#### [Directions for this task]
Examine the entries below, count the lines holding the string "JSON", and respond with the number only.

────────────────

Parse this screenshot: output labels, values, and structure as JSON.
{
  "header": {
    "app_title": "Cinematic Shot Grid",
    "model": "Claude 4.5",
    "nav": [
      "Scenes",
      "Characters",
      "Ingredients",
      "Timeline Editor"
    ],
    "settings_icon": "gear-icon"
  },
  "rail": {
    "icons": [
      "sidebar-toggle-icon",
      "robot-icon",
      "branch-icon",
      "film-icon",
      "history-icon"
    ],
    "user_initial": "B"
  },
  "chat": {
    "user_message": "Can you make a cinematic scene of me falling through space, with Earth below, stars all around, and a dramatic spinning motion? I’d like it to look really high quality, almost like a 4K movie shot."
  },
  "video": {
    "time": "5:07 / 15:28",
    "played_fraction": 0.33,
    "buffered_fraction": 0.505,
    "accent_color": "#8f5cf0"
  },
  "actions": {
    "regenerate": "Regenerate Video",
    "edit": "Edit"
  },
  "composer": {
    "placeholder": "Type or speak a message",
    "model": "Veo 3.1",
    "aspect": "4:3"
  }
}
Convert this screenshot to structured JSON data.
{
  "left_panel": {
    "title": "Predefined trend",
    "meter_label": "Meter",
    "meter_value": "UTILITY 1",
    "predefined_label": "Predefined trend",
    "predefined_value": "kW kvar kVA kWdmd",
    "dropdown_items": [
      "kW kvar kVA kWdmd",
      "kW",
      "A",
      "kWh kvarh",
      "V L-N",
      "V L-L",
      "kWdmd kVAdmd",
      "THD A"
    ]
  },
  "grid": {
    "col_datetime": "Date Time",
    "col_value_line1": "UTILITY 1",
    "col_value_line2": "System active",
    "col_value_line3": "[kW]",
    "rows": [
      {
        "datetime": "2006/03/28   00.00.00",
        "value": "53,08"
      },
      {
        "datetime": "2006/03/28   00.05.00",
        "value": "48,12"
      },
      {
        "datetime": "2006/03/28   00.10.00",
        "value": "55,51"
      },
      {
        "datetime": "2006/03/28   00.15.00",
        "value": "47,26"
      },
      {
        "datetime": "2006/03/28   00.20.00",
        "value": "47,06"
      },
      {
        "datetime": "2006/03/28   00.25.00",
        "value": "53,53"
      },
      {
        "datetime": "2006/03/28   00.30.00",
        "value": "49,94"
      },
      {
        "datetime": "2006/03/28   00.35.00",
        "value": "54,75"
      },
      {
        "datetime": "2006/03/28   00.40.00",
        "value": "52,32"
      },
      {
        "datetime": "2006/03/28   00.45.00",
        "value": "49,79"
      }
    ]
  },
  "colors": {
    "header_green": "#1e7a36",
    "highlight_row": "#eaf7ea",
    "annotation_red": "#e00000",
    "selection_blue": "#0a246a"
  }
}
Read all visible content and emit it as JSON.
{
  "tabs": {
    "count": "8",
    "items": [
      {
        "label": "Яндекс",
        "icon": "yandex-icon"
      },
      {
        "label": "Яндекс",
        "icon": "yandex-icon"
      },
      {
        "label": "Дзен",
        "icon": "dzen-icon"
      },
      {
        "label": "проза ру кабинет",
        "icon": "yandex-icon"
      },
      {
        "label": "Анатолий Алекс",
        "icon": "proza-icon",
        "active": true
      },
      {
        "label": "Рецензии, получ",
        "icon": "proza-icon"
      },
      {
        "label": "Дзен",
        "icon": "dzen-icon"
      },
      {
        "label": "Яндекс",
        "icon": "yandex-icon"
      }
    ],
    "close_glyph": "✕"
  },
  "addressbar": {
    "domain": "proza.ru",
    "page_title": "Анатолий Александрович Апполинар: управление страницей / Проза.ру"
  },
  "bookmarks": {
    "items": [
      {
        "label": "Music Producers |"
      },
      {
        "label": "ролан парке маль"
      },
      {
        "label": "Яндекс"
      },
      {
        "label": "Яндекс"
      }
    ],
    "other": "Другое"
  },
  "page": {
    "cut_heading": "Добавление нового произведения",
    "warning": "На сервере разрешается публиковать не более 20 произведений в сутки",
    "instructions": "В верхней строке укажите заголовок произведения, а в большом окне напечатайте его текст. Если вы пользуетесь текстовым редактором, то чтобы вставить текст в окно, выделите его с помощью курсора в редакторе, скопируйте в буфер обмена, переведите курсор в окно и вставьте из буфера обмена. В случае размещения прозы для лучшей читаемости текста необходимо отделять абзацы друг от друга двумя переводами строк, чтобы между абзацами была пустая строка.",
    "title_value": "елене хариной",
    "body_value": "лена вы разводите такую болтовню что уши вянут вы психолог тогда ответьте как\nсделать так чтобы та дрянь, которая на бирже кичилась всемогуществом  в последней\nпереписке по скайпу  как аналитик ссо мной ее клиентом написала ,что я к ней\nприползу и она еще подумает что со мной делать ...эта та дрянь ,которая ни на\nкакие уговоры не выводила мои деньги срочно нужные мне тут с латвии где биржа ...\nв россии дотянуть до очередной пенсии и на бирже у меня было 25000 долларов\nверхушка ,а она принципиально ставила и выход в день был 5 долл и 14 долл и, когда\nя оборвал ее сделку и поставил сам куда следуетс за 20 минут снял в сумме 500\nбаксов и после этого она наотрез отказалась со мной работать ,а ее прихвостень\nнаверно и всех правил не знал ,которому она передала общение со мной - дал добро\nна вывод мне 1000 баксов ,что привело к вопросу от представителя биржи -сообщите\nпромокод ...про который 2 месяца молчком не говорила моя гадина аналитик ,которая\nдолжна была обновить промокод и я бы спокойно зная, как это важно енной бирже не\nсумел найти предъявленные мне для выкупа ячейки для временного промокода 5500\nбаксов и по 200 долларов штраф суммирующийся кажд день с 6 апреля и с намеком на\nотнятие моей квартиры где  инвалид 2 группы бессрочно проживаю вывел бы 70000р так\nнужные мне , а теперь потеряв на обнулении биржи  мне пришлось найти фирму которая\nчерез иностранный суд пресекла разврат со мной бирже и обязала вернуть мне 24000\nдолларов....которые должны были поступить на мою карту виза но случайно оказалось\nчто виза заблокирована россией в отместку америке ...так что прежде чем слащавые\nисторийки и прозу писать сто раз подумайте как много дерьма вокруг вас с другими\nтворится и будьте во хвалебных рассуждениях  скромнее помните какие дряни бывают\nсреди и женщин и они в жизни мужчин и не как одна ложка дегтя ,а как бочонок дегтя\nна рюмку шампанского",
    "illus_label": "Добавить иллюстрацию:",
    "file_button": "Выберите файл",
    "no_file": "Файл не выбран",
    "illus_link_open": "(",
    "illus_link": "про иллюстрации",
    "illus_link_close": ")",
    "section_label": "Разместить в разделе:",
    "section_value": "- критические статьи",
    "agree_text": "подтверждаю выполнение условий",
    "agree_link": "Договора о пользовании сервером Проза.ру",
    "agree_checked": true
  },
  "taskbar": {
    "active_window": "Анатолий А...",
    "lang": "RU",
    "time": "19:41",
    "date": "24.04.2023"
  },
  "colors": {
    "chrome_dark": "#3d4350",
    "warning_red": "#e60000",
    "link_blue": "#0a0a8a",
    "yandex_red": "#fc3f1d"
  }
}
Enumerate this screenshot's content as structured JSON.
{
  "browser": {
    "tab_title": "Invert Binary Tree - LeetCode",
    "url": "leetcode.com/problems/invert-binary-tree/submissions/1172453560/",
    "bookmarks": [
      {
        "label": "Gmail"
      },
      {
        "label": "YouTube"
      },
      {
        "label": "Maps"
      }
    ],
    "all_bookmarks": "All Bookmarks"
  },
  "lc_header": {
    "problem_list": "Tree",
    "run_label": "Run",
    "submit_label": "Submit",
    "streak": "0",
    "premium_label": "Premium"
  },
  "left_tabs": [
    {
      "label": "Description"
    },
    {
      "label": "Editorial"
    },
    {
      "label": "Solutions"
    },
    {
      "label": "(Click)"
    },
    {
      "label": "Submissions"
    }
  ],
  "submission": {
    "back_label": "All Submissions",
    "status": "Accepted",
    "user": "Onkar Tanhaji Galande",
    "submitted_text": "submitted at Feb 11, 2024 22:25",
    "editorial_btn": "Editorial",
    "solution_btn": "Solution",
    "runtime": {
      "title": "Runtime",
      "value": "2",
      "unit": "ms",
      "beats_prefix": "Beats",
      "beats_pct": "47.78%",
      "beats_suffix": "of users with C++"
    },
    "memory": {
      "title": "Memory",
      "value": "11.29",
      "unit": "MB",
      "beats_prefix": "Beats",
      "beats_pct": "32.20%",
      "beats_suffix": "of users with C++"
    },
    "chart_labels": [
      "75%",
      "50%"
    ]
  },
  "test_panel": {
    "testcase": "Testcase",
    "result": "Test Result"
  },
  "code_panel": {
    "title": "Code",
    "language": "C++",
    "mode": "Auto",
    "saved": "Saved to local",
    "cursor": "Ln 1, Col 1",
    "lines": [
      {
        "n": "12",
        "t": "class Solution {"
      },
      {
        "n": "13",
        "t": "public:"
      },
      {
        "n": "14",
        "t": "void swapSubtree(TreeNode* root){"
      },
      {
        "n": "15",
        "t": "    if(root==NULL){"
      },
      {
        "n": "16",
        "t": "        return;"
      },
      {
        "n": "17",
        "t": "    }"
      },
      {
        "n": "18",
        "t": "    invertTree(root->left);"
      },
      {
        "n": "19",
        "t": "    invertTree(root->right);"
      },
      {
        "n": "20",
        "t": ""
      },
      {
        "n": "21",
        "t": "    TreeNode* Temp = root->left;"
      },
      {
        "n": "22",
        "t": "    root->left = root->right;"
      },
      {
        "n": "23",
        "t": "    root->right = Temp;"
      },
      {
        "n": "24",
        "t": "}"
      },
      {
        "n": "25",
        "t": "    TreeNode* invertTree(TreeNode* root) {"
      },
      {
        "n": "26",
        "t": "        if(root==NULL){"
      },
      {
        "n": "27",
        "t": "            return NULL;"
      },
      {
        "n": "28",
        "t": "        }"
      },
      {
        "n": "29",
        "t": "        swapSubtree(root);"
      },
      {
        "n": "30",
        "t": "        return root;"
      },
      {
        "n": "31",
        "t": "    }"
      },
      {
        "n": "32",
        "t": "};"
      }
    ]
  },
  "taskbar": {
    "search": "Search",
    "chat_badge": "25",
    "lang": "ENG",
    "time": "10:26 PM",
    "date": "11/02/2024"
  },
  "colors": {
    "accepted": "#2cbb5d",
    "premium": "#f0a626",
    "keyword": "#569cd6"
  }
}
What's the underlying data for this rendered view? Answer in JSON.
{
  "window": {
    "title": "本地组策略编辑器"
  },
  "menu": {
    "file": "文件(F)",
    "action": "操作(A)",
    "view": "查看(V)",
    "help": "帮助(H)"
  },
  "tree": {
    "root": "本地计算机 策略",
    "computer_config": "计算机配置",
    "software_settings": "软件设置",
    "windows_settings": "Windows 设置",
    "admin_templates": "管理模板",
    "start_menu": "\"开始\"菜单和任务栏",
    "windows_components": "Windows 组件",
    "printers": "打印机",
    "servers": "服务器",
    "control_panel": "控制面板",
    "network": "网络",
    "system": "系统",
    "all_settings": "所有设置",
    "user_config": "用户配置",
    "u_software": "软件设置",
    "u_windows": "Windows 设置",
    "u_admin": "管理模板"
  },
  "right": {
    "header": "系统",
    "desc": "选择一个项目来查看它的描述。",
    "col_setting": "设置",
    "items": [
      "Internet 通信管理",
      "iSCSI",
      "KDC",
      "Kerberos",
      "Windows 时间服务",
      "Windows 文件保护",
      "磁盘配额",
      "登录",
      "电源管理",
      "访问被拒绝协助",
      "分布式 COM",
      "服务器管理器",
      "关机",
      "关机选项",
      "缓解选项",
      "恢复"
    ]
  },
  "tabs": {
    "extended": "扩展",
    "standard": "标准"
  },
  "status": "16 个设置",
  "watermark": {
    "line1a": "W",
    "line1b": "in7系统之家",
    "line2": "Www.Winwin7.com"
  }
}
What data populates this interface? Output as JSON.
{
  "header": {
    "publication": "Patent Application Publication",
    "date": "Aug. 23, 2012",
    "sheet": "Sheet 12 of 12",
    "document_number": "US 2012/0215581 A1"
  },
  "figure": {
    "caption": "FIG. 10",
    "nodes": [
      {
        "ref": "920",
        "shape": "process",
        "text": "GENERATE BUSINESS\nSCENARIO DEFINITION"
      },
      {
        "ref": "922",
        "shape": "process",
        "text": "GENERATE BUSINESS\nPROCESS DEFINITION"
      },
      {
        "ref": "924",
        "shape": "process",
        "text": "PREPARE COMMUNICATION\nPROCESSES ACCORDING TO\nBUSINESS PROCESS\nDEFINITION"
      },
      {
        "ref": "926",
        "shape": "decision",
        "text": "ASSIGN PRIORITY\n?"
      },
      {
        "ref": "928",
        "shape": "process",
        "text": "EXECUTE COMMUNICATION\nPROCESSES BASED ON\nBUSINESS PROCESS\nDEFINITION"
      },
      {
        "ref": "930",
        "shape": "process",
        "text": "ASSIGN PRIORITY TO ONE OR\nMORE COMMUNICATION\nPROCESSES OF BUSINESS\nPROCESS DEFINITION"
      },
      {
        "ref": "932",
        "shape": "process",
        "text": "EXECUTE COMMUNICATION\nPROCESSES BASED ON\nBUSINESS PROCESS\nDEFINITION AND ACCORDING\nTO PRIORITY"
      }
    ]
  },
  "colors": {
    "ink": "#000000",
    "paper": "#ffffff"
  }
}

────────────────

#### [Result for this exercise]
6